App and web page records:
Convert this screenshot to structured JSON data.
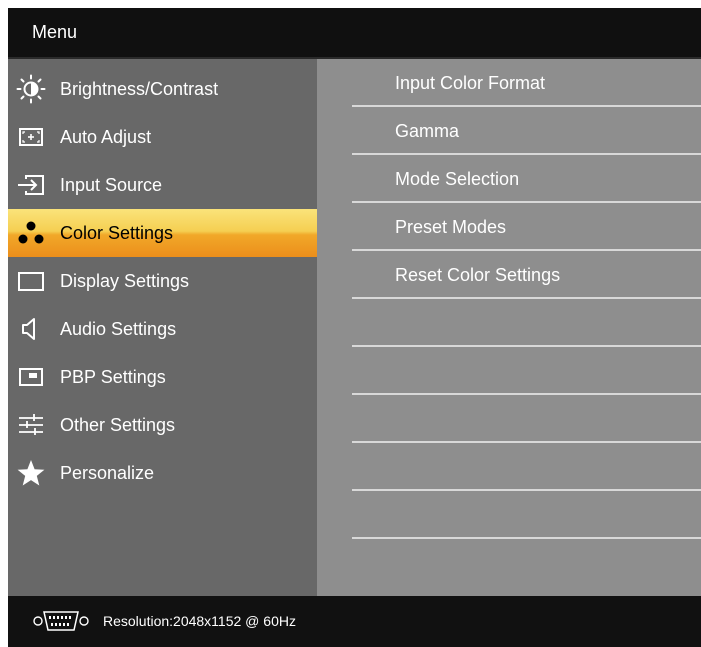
{
  "menu": {
    "title": "Menu"
  },
  "sidebar": {
    "items": [
      {
        "label": "Brightness/Contrast",
        "icon": "brightness-icon"
      },
      {
        "label": "Auto Adjust",
        "icon": "auto-adjust-icon"
      },
      {
        "label": "Input Source",
        "icon": "input-source-icon"
      },
      {
        "label": "Color Settings",
        "icon": "color-settings-icon",
        "selected": true
      },
      {
        "label": "Display Settings",
        "icon": "display-icon"
      },
      {
        "label": "Audio Settings",
        "icon": "speaker-icon"
      },
      {
        "label": "PBP Settings",
        "icon": "pbp-icon"
      },
      {
        "label": "Other Settings",
        "icon": "sliders-icon"
      },
      {
        "label": "Personalize",
        "icon": "star-icon"
      }
    ]
  },
  "submenu": {
    "items": [
      {
        "label": "Input Color Format"
      },
      {
        "label": "Gamma"
      },
      {
        "label": "Mode Selection"
      },
      {
        "label": "Preset Modes"
      },
      {
        "label": "Reset Color Settings"
      },
      {
        "label": ""
      },
      {
        "label": ""
      },
      {
        "label": ""
      },
      {
        "label": ""
      },
      {
        "label": ""
      }
    ]
  },
  "footer": {
    "status": "Resolution:2048x1152 @ 60Hz",
    "connector_icon": "vga-connector-icon"
  },
  "colors": {
    "selected_top": "#fae37a",
    "selected_bottom": "#ec8e1b",
    "sidebar_bg": "#686868",
    "content_bg": "#8e8e8e"
  }
}
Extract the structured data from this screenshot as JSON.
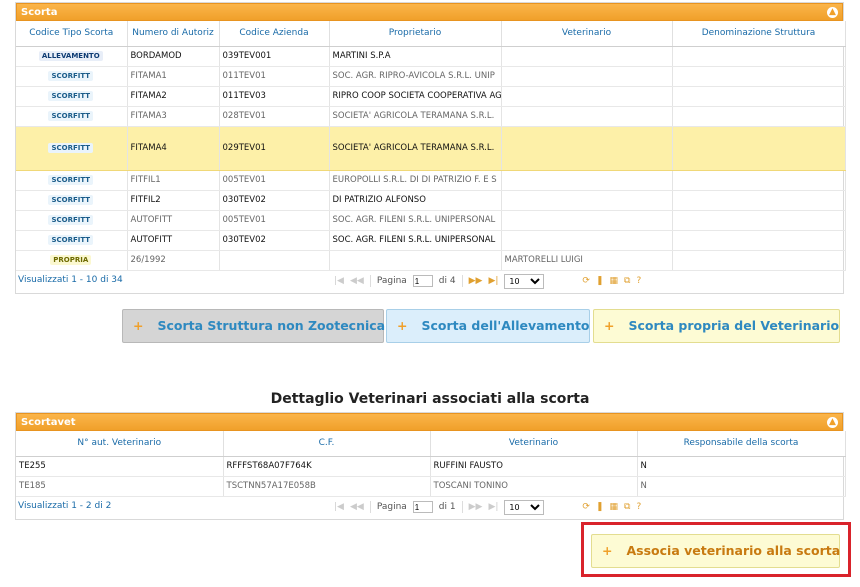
{
  "scorta_grid": {
    "title": "Scorta",
    "collapse_icon": "chevron-up-icon",
    "columns": [
      "Codice Tipo Scorta",
      "Numero di Autoriz",
      "Codice Azienda",
      "Proprietario",
      "Veterinario",
      "Denominazione Struttura"
    ],
    "rows": [
      {
        "tipo": "ALLEVAMENTO",
        "numero": "BORDAMOD",
        "codice": "039TEV001",
        "proprietario": "MARTINI S.P.A",
        "veterinario": "",
        "struttura": ""
      },
      {
        "tipo": "SCORFITT",
        "numero": "FITAMA1",
        "codice": "011TEV01",
        "proprietario": "SOC. AGR. RIPRO-AVICOLA S.R.L. UNIP",
        "veterinario": "",
        "struttura": ""
      },
      {
        "tipo": "SCORFITT",
        "numero": "FITAMA2",
        "codice": "011TEV03",
        "proprietario": "RIPRO COOP SOCIETA COOPERATIVA AG",
        "veterinario": "",
        "struttura": ""
      },
      {
        "tipo": "SCORFITT",
        "numero": "FITAMA3",
        "codice": "028TEV01",
        "proprietario": "SOCIETA' AGRICOLA TERAMANA S.R.L.",
        "veterinario": "",
        "struttura": ""
      },
      {
        "tipo": "SCORFITT",
        "numero": "FITAMA4",
        "codice": "029TEV01",
        "proprietario": "SOCIETA' AGRICOLA TERAMANA S.R.L.",
        "veterinario": "",
        "struttura": ""
      },
      {
        "tipo": "SCORFITT",
        "numero": "FITFIL1",
        "codice": "005TEV01",
        "proprietario": "EUROPOLLI S.R.L. DI DI PATRIZIO F. E S",
        "veterinario": "",
        "struttura": ""
      },
      {
        "tipo": "SCORFITT",
        "numero": "FITFIL2",
        "codice": "030TEV02",
        "proprietario": "DI PATRIZIO ALFONSO",
        "veterinario": "",
        "struttura": ""
      },
      {
        "tipo": "SCORFITT",
        "numero": "AUTOFITT",
        "codice": "005TEV01",
        "proprietario": "SOC. AGR. FILENI S.R.L. UNIPERSONAL",
        "veterinario": "",
        "struttura": ""
      },
      {
        "tipo": "SCORFITT",
        "numero": "AUTOFITT",
        "codice": "030TEV02",
        "proprietario": "SOC. AGR. FILENI S.R.L. UNIPERSONAL",
        "veterinario": "",
        "struttura": ""
      },
      {
        "tipo": "PROPRIA",
        "numero": "26/1992",
        "codice": "",
        "proprietario": "",
        "veterinario": "MARTORELLI LUIGI",
        "struttura": ""
      }
    ],
    "pager": {
      "info": "Visualizzati 1 - 10 di 34",
      "page_label": "Pagina",
      "page_value": "1",
      "of_label": "di 4",
      "page_size": "10",
      "page_size_options": [
        "10"
      ]
    }
  },
  "buttons": {
    "struttura": "Scorta Struttura non Zootecnica",
    "allevamento": "Scorta dell'Allevamento",
    "propria": "Scorta propria del Veterinario",
    "plus": "+"
  },
  "section_title": "Dettaglio Veterinari associati alla scorta",
  "vet_grid": {
    "title": "Scortavet",
    "collapse_icon": "chevron-up-icon",
    "columns": [
      "N° aut. Veterinario",
      "C.F.",
      "Veterinario",
      "Responsabile della scorta"
    ],
    "rows": [
      {
        "naut": "TE255",
        "cf": "RFFFST68A07F764K",
        "vet": "RUFFINI FAUSTO",
        "resp": "N"
      },
      {
        "naut": "TE185",
        "cf": "TSCTNN57A17E058B",
        "vet": "TOSCANI TONINO",
        "resp": "N"
      }
    ],
    "pager": {
      "info": "Visualizzati 1 - 2 di 2",
      "page_label": "Pagina",
      "page_value": "1",
      "of_label": "di 1",
      "page_size": "10",
      "page_size_options": [
        "10"
      ]
    }
  },
  "associa_button": "Associa veterinario alla scorta",
  "icons": {
    "first": "first-page-icon",
    "prev": "prev-page-icon",
    "next": "next-page-icon",
    "last": "last-page-icon",
    "refresh": "refresh-icon",
    "columns": "columns-icon",
    "export": "export-icon",
    "help": "help-icon"
  },
  "colors": {
    "accent": "#f0a02a",
    "link": "#1a6ba8",
    "highlight": "#d9232b",
    "selected_row": "#fdf0a8"
  }
}
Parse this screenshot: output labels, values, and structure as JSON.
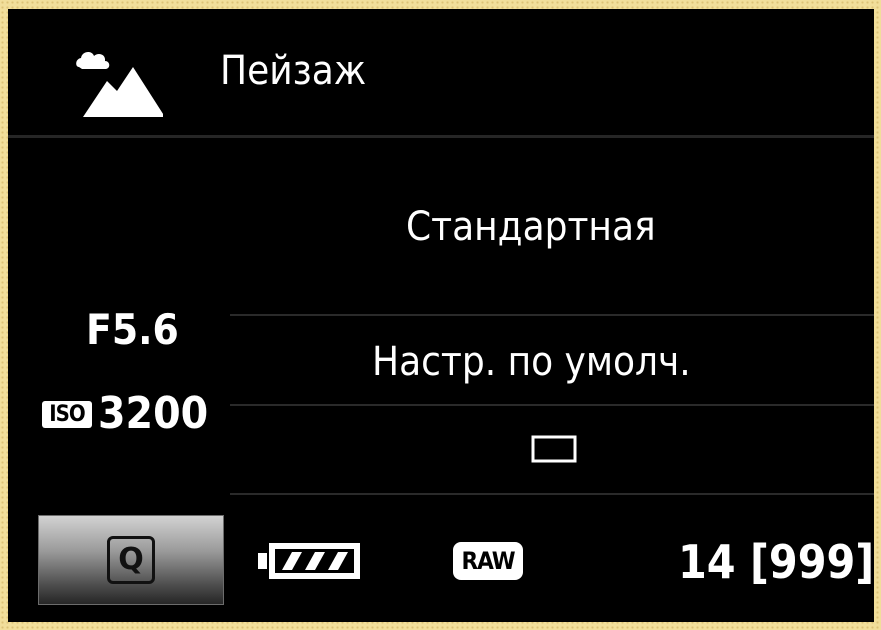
{
  "screen": {
    "mode_icon": "landscape-mode-icon",
    "mode_title": "Пейзаж",
    "picture_style": "Стандартная",
    "settings_default": "Настр. по умолч.",
    "drive_mode_icon": "single-shot-drive-icon",
    "exposure": {
      "aperture": "F5.6",
      "iso_label": "ISO",
      "iso_value": "3200"
    },
    "status_bar": {
      "quick_control_label": "Q",
      "quick_control_icon": "quick-control-icon",
      "battery_icon": "battery-icon",
      "battery_level": 1.0,
      "image_quality": "RAW",
      "shots_remaining": "14 [999]"
    }
  },
  "colors": {
    "background": "#000000",
    "text": "#ffffff",
    "frame": "#f1de9a"
  }
}
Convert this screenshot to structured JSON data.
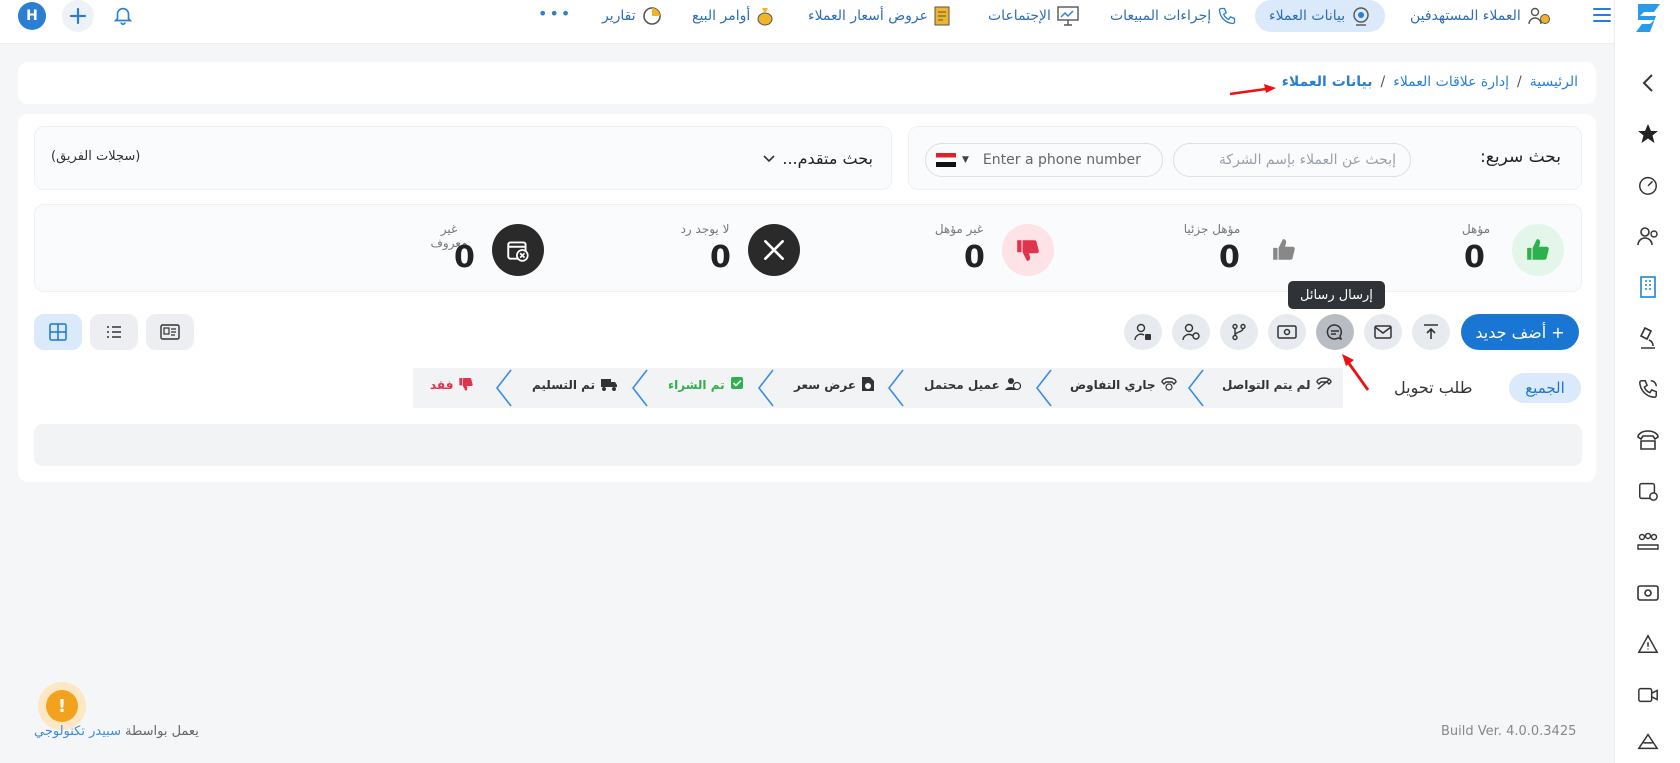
{
  "topnav": {
    "avatar_letter": "H",
    "items": [
      {
        "label": "العملاء المستهدفين"
      },
      {
        "label": "بيانات العملاء"
      },
      {
        "label": "إجراءات المبيعات"
      },
      {
        "label": "الإجتماعات"
      },
      {
        "label": "عروض أسعار العملاء"
      },
      {
        "label": "أوامر البيع"
      },
      {
        "label": "تقارير"
      }
    ],
    "more": "•••"
  },
  "breadcrumb": {
    "home": "الرئيسية",
    "sep1": "/",
    "crm": "إدارة علاقات العملاء",
    "sep2": "/",
    "current": "بيانات العملاء"
  },
  "search": {
    "label": "بحث سريع:",
    "company_placeholder": "إبحث عن العملاء بإسم الشركة",
    "phone_placeholder": "Enter a phone number",
    "advanced": "بحث متقدم...",
    "team_records": "(سجلات الفريق)"
  },
  "stats": [
    {
      "label": "مؤهل",
      "value": "0"
    },
    {
      "label": "مؤهل جزئيا",
      "value": "0"
    },
    {
      "label": "غير مؤهل",
      "value": "0"
    },
    {
      "label": "لا يوجد رد",
      "value": "0"
    },
    {
      "label": "غير معروف",
      "value": "0"
    }
  ],
  "toolbar": {
    "add_new": "+ أضف جديد",
    "tooltip": "إرسال رسائل"
  },
  "stages": {
    "all": "الجميع",
    "conversion": "طلب تحويل",
    "items": [
      {
        "label": "لم يتم التواصل"
      },
      {
        "label": "جاري التفاوض"
      },
      {
        "label": "عميل محتمل"
      },
      {
        "label": "عرض سعر"
      },
      {
        "label": "تم الشراء"
      },
      {
        "label": "تم التسليم"
      },
      {
        "label": "فقد"
      }
    ]
  },
  "footer": {
    "powered_prefix": "يعمل بواسطة",
    "powered_brand": "سبيدر تكنولوجي",
    "build": "Build Ver. 4.0.0.3425",
    "alert": "!"
  },
  "colors": {
    "accent": "#1976d2",
    "qualified": "#2fb04f",
    "unqualified": "#e0334c",
    "dark": "#2a2a2a"
  }
}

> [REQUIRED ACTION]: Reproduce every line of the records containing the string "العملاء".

> [TASK RESPONSE]:
        "label": "العملاء المستهدفين"
        "label": "بيانات العملاء"
        "label": "عروض أسعار العملاء"
    "crm": "إدارة علاقات العملاء",
    "current": "بيانات العملاء"
    "company_placeholder": "إبحث عن العملاء بإسم الشركة",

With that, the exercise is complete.